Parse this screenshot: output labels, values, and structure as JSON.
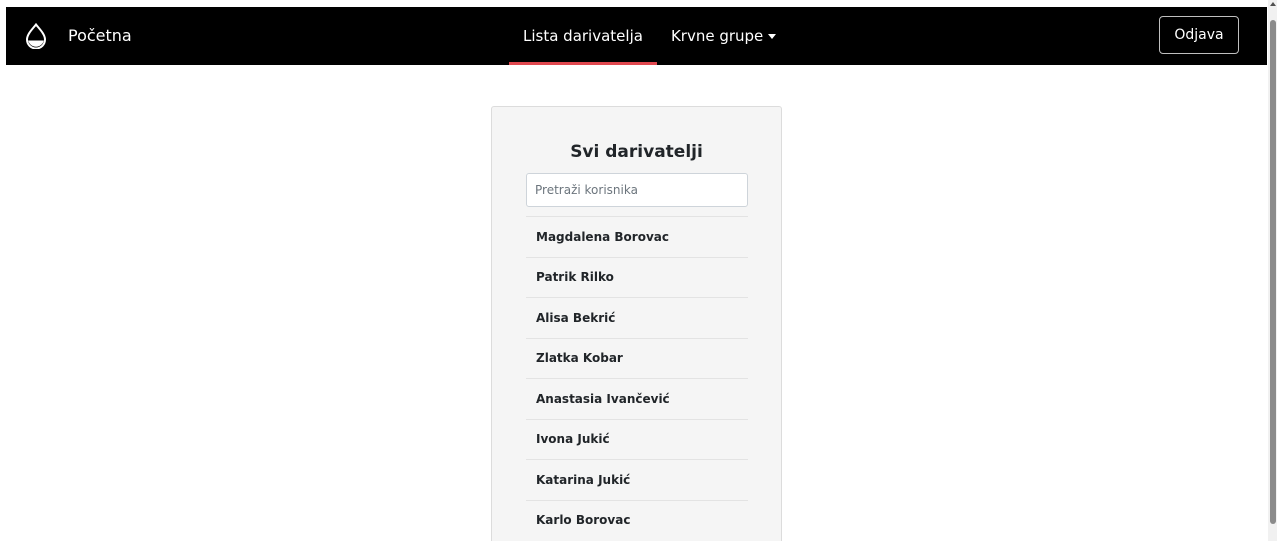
{
  "navbar": {
    "brand": {
      "icon": "blood-drop-icon",
      "label": "Početna"
    },
    "links": [
      {
        "label": "Lista darivatelja",
        "active": true
      },
      {
        "label": "Krvne grupe",
        "dropdown": true
      }
    ],
    "logout_label": "Odjava",
    "accent_color": "#e0484f",
    "background_color": "#000000"
  },
  "card": {
    "title": "Svi darivatelji",
    "search": {
      "placeholder": "Pretraži korisnika",
      "value": ""
    },
    "donors": [
      "Magdalena Borovac",
      "Patrik Rilko",
      "Alisa Bekrić",
      "Zlatka Kobar",
      "Anastasia Ivančević",
      "Ivona Jukić",
      "Katarina Jukić",
      "Karlo Borovac"
    ]
  }
}
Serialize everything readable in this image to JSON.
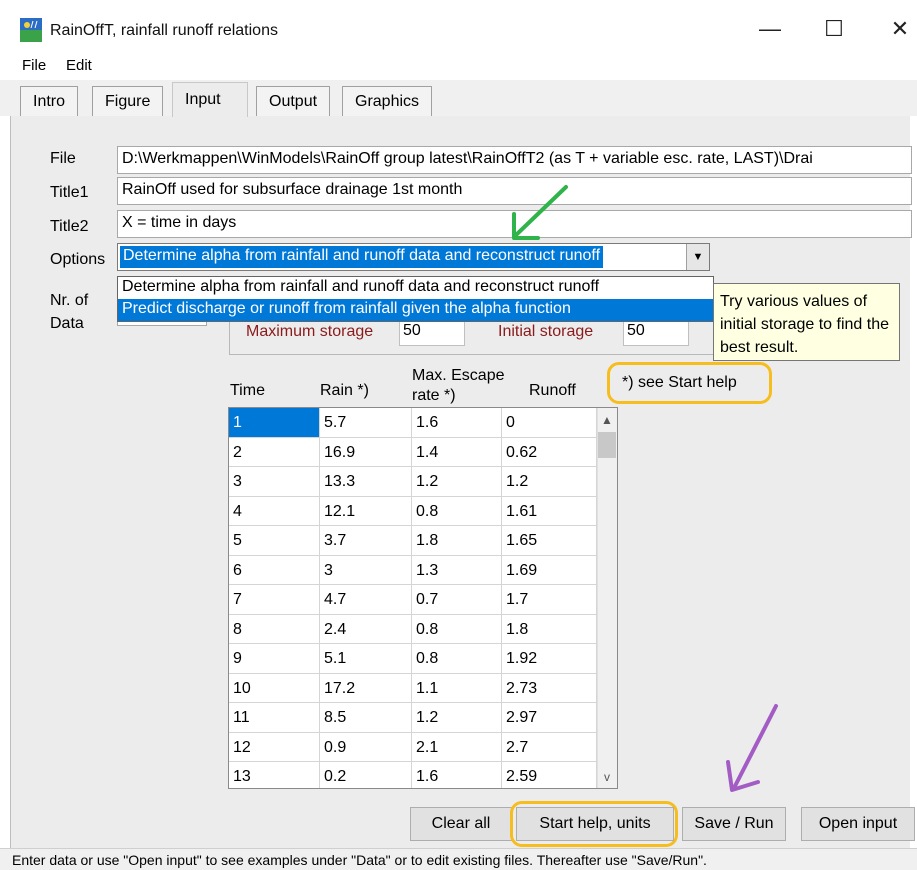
{
  "window": {
    "title": "RainOffT, rainfall runoff relations",
    "minimize": "—",
    "maximize": "☐",
    "close": "✕"
  },
  "menu": [
    "File",
    "Edit"
  ],
  "tabs": [
    {
      "label": "Intro",
      "active": false
    },
    {
      "label": "Figure",
      "active": false
    },
    {
      "label": "Input",
      "active": true
    },
    {
      "label": "Output",
      "active": false
    },
    {
      "label": "Graphics",
      "active": false
    }
  ],
  "form": {
    "file_label": "File",
    "file_value": "D:\\Werkmappen\\WinModels\\RainOff group latest\\RainOffT2 (as T + variable esc. rate, LAST)\\Drai",
    "title1_label": "Title1",
    "title1_value": "RainOff used for subsurface drainage 1st month",
    "title2_label": "Title2",
    "title2_value": "X = time in days",
    "options_label": "Options",
    "options_selected": "Determine alpha from rainfall and runoff data and reconstruct runoff",
    "options_list": [
      "Determine alpha from rainfall and runoff data and reconstruct runoff",
      "Predict discharge or runoff from rainfall given the alpha function"
    ],
    "nr_label_1": "Nr. of",
    "nr_label_2": "Data",
    "max_storage_label": "Maximum storage",
    "max_storage_value": "50",
    "initial_storage_label": "Initial storage",
    "initial_storage_value": "50",
    "tooltip": "Try various values of initial storage to find the best result."
  },
  "grid": {
    "headers": {
      "time": "Time",
      "rain": "Rain *)",
      "esc1": "Max. Escape",
      "esc2": "rate  *)",
      "runoff": "Runoff"
    },
    "start_help_note": "*) see Start help",
    "rows": [
      [
        "1",
        "5.7",
        "1.6",
        "0"
      ],
      [
        "2",
        "16.9",
        "1.4",
        "0.62"
      ],
      [
        "3",
        "13.3",
        "1.2",
        "1.2"
      ],
      [
        "4",
        "12.1",
        "0.8",
        "1.61"
      ],
      [
        "5",
        "3.7",
        "1.8",
        "1.65"
      ],
      [
        "6",
        "3",
        "1.3",
        "1.69"
      ],
      [
        "7",
        "4.7",
        "0.7",
        "1.7"
      ],
      [
        "8",
        "2.4",
        "0.8",
        "1.8"
      ],
      [
        "9",
        "5.1",
        "0.8",
        "1.92"
      ],
      [
        "10",
        "17.2",
        "1.1",
        "2.73"
      ],
      [
        "11",
        "8.5",
        "1.2",
        "2.97"
      ],
      [
        "12",
        "0.9",
        "2.1",
        "2.7"
      ],
      [
        "13",
        "0.2",
        "1.6",
        "2.59"
      ]
    ]
  },
  "buttons": {
    "clear_all": "Clear all",
    "start_help": "Start help, units",
    "save_run": "Save / Run",
    "open_input": "Open input"
  },
  "status": "Enter data or use \"Open input\" to see examples under \"Data\" or to edit existing files. Thereafter use \"Save/Run\".",
  "colors": {
    "selection": "#0078d7",
    "highlight_box": "#f6bd1f",
    "green_arrow": "#2fb34a",
    "purple_arrow": "#a35cc4",
    "storage_label": "#8b1a1a",
    "tooltip_bg": "#ffffe1"
  }
}
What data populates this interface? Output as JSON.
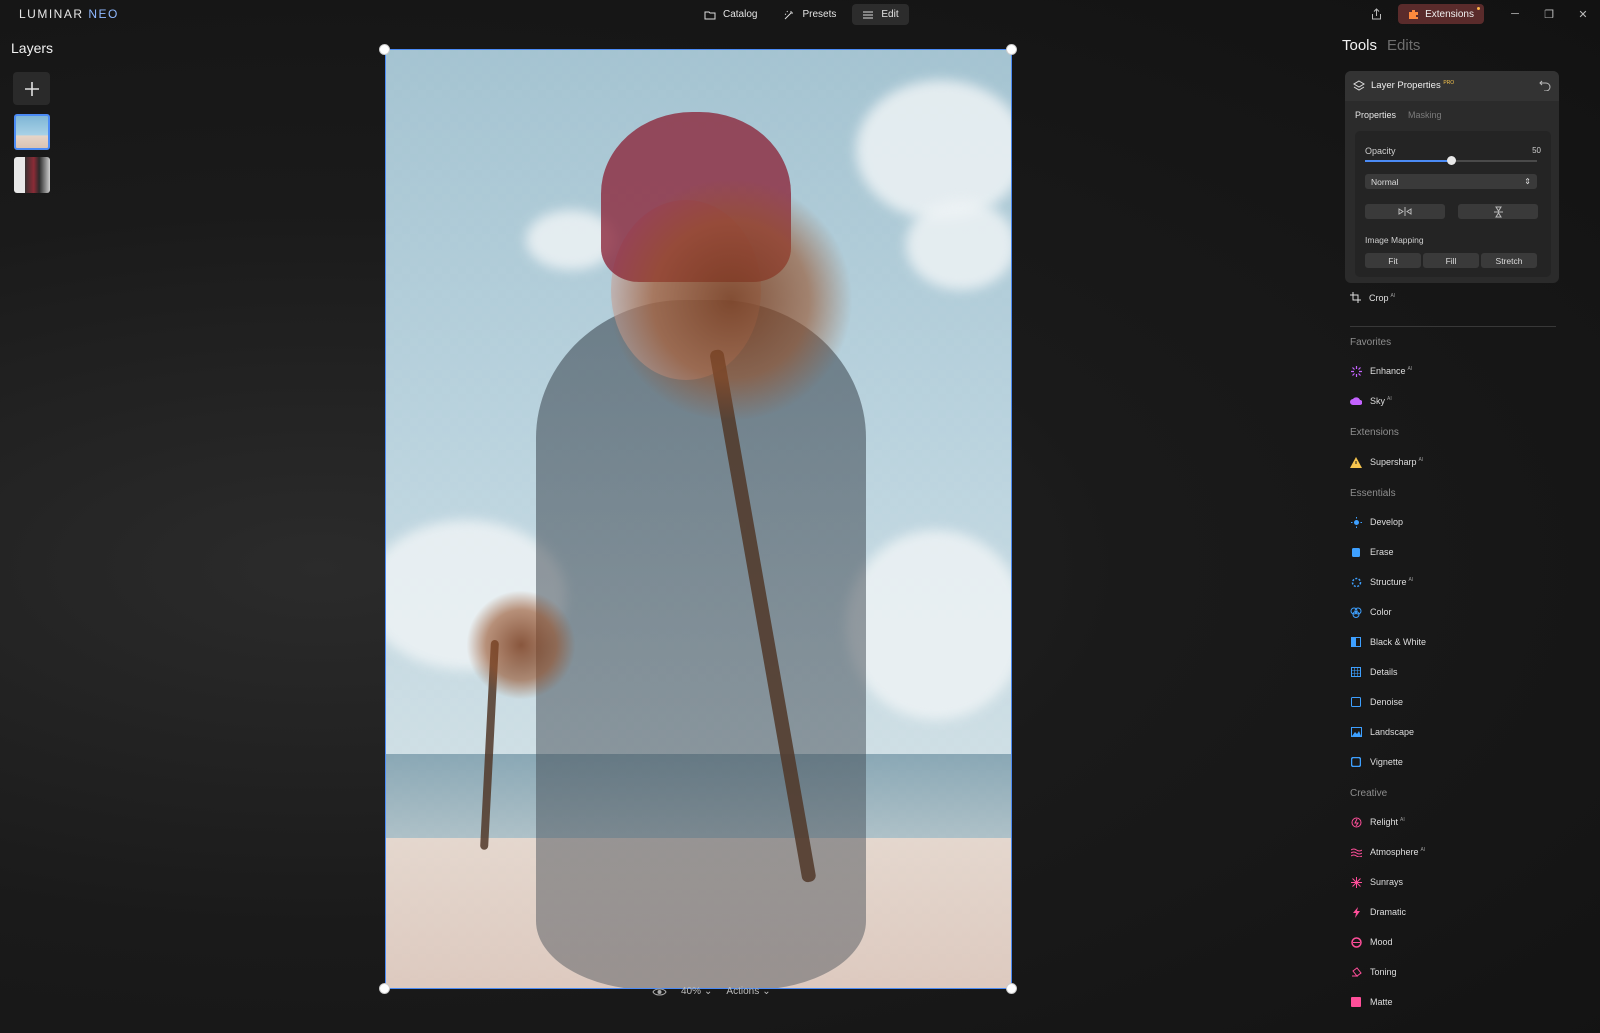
{
  "app": {
    "logo_main": "LUMINAR",
    "logo_sub": "NEO"
  },
  "nav": {
    "catalog": "Catalog",
    "presets": "Presets",
    "edit": "Edit"
  },
  "window": {
    "extensions": "Extensions",
    "minimize": "─",
    "restore": "❐",
    "close": "✕"
  },
  "layers": {
    "title": "Layers"
  },
  "canvas_bar": {
    "zoom": "40%",
    "actions": "Actions"
  },
  "panel": {
    "tab_tools": "Tools",
    "tab_edits": "Edits"
  },
  "layer_props": {
    "title": "Layer Properties",
    "pro_badge": "PRO",
    "tab_properties": "Properties",
    "tab_masking": "Masking",
    "opacity_label": "Opacity",
    "opacity_value": "50",
    "opacity_fraction": 0.5,
    "blend_mode": "Normal",
    "mapping_label": "Image Mapping",
    "mapping_fit": "Fit",
    "mapping_fill": "Fill",
    "mapping_stretch": "Stretch"
  },
  "crop": {
    "label": "Crop",
    "ai": "AI"
  },
  "sections": {
    "favorites": "Favorites",
    "extensions": "Extensions",
    "essentials": "Essentials",
    "creative": "Creative"
  },
  "tools": {
    "enhance": "Enhance",
    "sky": "Sky",
    "supersharp": "Supersharp",
    "develop": "Develop",
    "erase": "Erase",
    "structure": "Structure",
    "color": "Color",
    "bw": "Black & White",
    "details": "Details",
    "denoise": "Denoise",
    "landscape": "Landscape",
    "vignette": "Vignette",
    "relight": "Relight",
    "atmosphere": "Atmosphere",
    "sunrays": "Sunrays",
    "dramatic": "Dramatic",
    "mood": "Mood",
    "toning": "Toning",
    "matte": "Matte"
  },
  "ai_badge": "AI",
  "colors": {
    "accent": "#4b8bf5",
    "extensions_bg": "#5a2b2b",
    "favorites_icon": "#c463ff",
    "essentials_icon": "#3ea0ff",
    "creative_icon": "#ff4f9a"
  }
}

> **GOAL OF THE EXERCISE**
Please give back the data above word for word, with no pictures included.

> **EXPECTED ANSWER**
Parse this screenshot: output labels, values, and structure as JSON.
{
  "navbar": {
    "brand": {
      "icon": "blood-drop-icon",
      "label": "Početna"
    },
    "links": [
      {
        "label": "Lista darivatelja",
        "active": true
      },
      {
        "label": "Krvne grupe",
        "dropdown": true
      }
    ],
    "logout_label": "Odjava",
    "accent_color": "#e0484f",
    "background_color": "#000000"
  },
  "card": {
    "title": "Svi darivatelji",
    "search": {
      "placeholder": "Pretraži korisnika",
      "value": ""
    },
    "donors": [
      "Magdalena Borovac",
      "Patrik Rilko",
      "Alisa Bekrić",
      "Zlatka Kobar",
      "Anastasia Ivančević",
      "Ivona Jukić",
      "Katarina Jukić",
      "Karlo Borovac"
    ]
  }
}
Serialize everything readable in this image to JSON.
{
  "window": {
    "title": "RainOffT, rainfall runoff relations",
    "minimize": "—",
    "maximize": "☐",
    "close": "✕"
  },
  "menu": [
    "File",
    "Edit"
  ],
  "tabs": [
    {
      "label": "Intro",
      "active": false
    },
    {
      "label": "Figure",
      "active": false
    },
    {
      "label": "Input",
      "active": true
    },
    {
      "label": "Output",
      "active": false
    },
    {
      "label": "Graphics",
      "active": false
    }
  ],
  "form": {
    "file_label": "File",
    "file_value": "D:\\Werkmappen\\WinModels\\RainOff group latest\\RainOffT2 (as T + variable esc. rate, LAST)\\Drai",
    "title1_label": "Title1",
    "title1_value": "RainOff used for subsurface drainage 1st month",
    "title2_label": "Title2",
    "title2_value": "X = time in days",
    "options_label": "Options",
    "options_selected": "Determine alpha from rainfall and runoff data and reconstruct runoff",
    "options_list": [
      "Determine alpha from rainfall and runoff data and reconstruct runoff",
      "Predict discharge or runoff from rainfall given the alpha function"
    ],
    "nr_label_1": "Nr. of",
    "nr_label_2": "Data",
    "max_storage_label": "Maximum storage",
    "max_storage_value": "50",
    "initial_storage_label": "Initial storage",
    "initial_storage_value": "50",
    "tooltip": "Try various values of initial storage to find the best result."
  },
  "grid": {
    "headers": {
      "time": "Time",
      "rain": "Rain *)",
      "esc1": "Max. Escape",
      "esc2": "rate  *)",
      "runoff": "Runoff"
    },
    "start_help_note": "*) see Start help",
    "rows": [
      [
        "1",
        "5.7",
        "1.6",
        "0"
      ],
      [
        "2",
        "16.9",
        "1.4",
        "0.62"
      ],
      [
        "3",
        "13.3",
        "1.2",
        "1.2"
      ],
      [
        "4",
        "12.1",
        "0.8",
        "1.61"
      ],
      [
        "5",
        "3.7",
        "1.8",
        "1.65"
      ],
      [
        "6",
        "3",
        "1.3",
        "1.69"
      ],
      [
        "7",
        "4.7",
        "0.7",
        "1.7"
      ],
      [
        "8",
        "2.4",
        "0.8",
        "1.8"
      ],
      [
        "9",
        "5.1",
        "0.8",
        "1.92"
      ],
      [
        "10",
        "17.2",
        "1.1",
        "2.73"
      ],
      [
        "11",
        "8.5",
        "1.2",
        "2.97"
      ],
      [
        "12",
        "0.9",
        "2.1",
        "2.7"
      ],
      [
        "13",
        "0.2",
        "1.6",
        "2.59"
      ]
    ]
  },
  "buttons": {
    "clear_all": "Clear all",
    "start_help": "Start help, units",
    "save_run": "Save / Run",
    "open_input": "Open input"
  },
  "status": "Enter data or use \"Open input\" to see examples under \"Data\" or to edit existing files. Thereafter use \"Save/Run\".",
  "colors": {
    "selection": "#0078d7",
    "highlight_box": "#f6bd1f",
    "green_arrow": "#2fb34a",
    "purple_arrow": "#a35cc4",
    "storage_label": "#8b1a1a",
    "tooltip_bg": "#ffffe1"
  }
}
What data populates this interface? Output as JSON.
{
  "app": {
    "logo_main": "LUMINAR",
    "logo_sub": "NEO"
  },
  "nav": {
    "catalog": "Catalog",
    "presets": "Presets",
    "edit": "Edit"
  },
  "window": {
    "extensions": "Extensions",
    "minimize": "─",
    "restore": "❐",
    "close": "✕"
  },
  "layers": {
    "title": "Layers"
  },
  "canvas_bar": {
    "zoom": "40%",
    "actions": "Actions"
  },
  "panel": {
    "tab_tools": "Tools",
    "tab_edits": "Edits"
  },
  "layer_props": {
    "title": "Layer Properties",
    "pro_badge": "PRO",
    "tab_properties": "Properties",
    "tab_masking": "Masking",
    "opacity_label": "Opacity",
    "opacity_value": "50",
    "opacity_fraction": 0.5,
    "blend_mode": "Normal",
    "mapping_label": "Image Mapping",
    "mapping_fit": "Fit",
    "mapping_fill": "Fill",
    "mapping_stretch": "Stretch"
  },
  "crop": {
    "label": "Crop",
    "ai": "AI"
  },
  "sections": {
    "favorites": "Favorites",
    "extensions": "Extensions",
    "essentials": "Essentials",
    "creative": "Creative"
  },
  "tools": {
    "enhance": "Enhance",
    "sky": "Sky",
    "supersharp": "Supersharp",
    "develop": "Develop",
    "erase": "Erase",
    "structure": "Structure",
    "color": "Color",
    "bw": "Black & White",
    "details": "Details",
    "denoise": "Denoise",
    "landscape": "Landscape",
    "vignette": "Vignette",
    "relight": "Relight",
    "atmosphere": "Atmosphere",
    "sunrays": "Sunrays",
    "dramatic": "Dramatic",
    "mood": "Mood",
    "toning": "Toning",
    "matte": "Matte"
  },
  "ai_badge": "AI",
  "colors": {
    "accent": "#4b8bf5",
    "extensions_bg": "#5a2b2b",
    "favorites_icon": "#c463ff",
    "essentials_icon": "#3ea0ff",
    "creative_icon": "#ff4f9a"
  }
}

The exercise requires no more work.